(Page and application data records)
'''

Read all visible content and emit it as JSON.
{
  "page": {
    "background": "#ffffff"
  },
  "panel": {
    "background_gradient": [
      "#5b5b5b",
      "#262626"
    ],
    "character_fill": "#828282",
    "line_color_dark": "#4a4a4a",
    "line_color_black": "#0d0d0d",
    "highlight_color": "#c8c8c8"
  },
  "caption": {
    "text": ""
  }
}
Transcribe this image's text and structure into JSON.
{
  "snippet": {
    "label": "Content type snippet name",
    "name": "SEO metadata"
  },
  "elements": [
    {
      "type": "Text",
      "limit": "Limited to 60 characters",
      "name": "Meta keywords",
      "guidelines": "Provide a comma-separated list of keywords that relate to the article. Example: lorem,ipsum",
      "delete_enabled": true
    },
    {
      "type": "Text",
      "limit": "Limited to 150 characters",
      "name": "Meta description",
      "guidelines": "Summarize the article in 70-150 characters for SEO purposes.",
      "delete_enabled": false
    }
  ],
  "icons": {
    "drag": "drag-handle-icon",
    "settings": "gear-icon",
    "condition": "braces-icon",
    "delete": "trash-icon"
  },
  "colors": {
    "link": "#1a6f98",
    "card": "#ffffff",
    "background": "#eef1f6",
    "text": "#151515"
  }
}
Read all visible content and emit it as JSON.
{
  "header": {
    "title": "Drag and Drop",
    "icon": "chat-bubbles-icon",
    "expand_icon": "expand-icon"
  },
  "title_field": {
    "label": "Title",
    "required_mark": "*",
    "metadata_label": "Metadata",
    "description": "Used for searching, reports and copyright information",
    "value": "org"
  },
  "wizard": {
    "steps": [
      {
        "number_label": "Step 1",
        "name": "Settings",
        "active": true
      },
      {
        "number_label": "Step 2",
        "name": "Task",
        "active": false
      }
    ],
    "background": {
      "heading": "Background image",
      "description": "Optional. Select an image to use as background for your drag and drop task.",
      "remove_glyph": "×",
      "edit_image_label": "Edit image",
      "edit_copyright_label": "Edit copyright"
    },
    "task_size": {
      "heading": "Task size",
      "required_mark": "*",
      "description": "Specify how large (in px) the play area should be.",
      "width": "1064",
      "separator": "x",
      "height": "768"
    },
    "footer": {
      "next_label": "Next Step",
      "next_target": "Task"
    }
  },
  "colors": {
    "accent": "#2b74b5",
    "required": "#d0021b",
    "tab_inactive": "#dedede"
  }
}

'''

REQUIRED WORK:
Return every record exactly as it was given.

RESPONSE AREA:
Read all visible content and emit it as JSON.
{
  "page": {
    "background": "#ffffff"
  },
  "panel": {
    "background_gradient": [
      "#5b5b5b",
      "#262626"
    ],
    "character_fill": "#828282",
    "line_color_dark": "#4a4a4a",
    "line_color_black": "#0d0d0d",
    "highlight_color": "#c8c8c8"
  },
  "caption": {
    "text": ""
  }
}
Transcribe this image's text and structure into JSON.
{
  "snippet": {
    "label": "Content type snippet name",
    "name": "SEO metadata"
  },
  "elements": [
    {
      "type": "Text",
      "limit": "Limited to 60 characters",
      "name": "Meta keywords",
      "guidelines": "Provide a comma-separated list of keywords that relate to the article. Example: lorem,ipsum",
      "delete_enabled": true
    },
    {
      "type": "Text",
      "limit": "Limited to 150 characters",
      "name": "Meta description",
      "guidelines": "Summarize the article in 70-150 characters for SEO purposes.",
      "delete_enabled": false
    }
  ],
  "icons": {
    "drag": "drag-handle-icon",
    "settings": "gear-icon",
    "condition": "braces-icon",
    "delete": "trash-icon"
  },
  "colors": {
    "link": "#1a6f98",
    "card": "#ffffff",
    "background": "#eef1f6",
    "text": "#151515"
  }
}
Read all visible content and emit it as JSON.
{
  "header": {
    "title": "Drag and Drop",
    "icon": "chat-bubbles-icon",
    "expand_icon": "expand-icon"
  },
  "title_field": {
    "label": "Title",
    "required_mark": "*",
    "metadata_label": "Metadata",
    "description": "Used for searching, reports and copyright information",
    "value": "org"
  },
  "wizard": {
    "steps": [
      {
        "number_label": "Step 1",
        "name": "Settings",
        "active": true
      },
      {
        "number_label": "Step 2",
        "name": "Task",
        "active": false
      }
    ],
    "background": {
      "heading": "Background image",
      "description": "Optional. Select an image to use as background for your drag and drop task.",
      "remove_glyph": "×",
      "edit_image_label": "Edit image",
      "edit_copyright_label": "Edit copyright"
    },
    "task_size": {
      "heading": "Task size",
      "required_mark": "*",
      "description": "Specify how large (in px) the play area should be.",
      "width": "1064",
      "separator": "x",
      "height": "768"
    },
    "footer": {
      "next_label": "Next Step",
      "next_target": "Task"
    }
  },
  "colors": {
    "accent": "#2b74b5",
    "required": "#d0021b",
    "tab_inactive": "#dedede"
  }
}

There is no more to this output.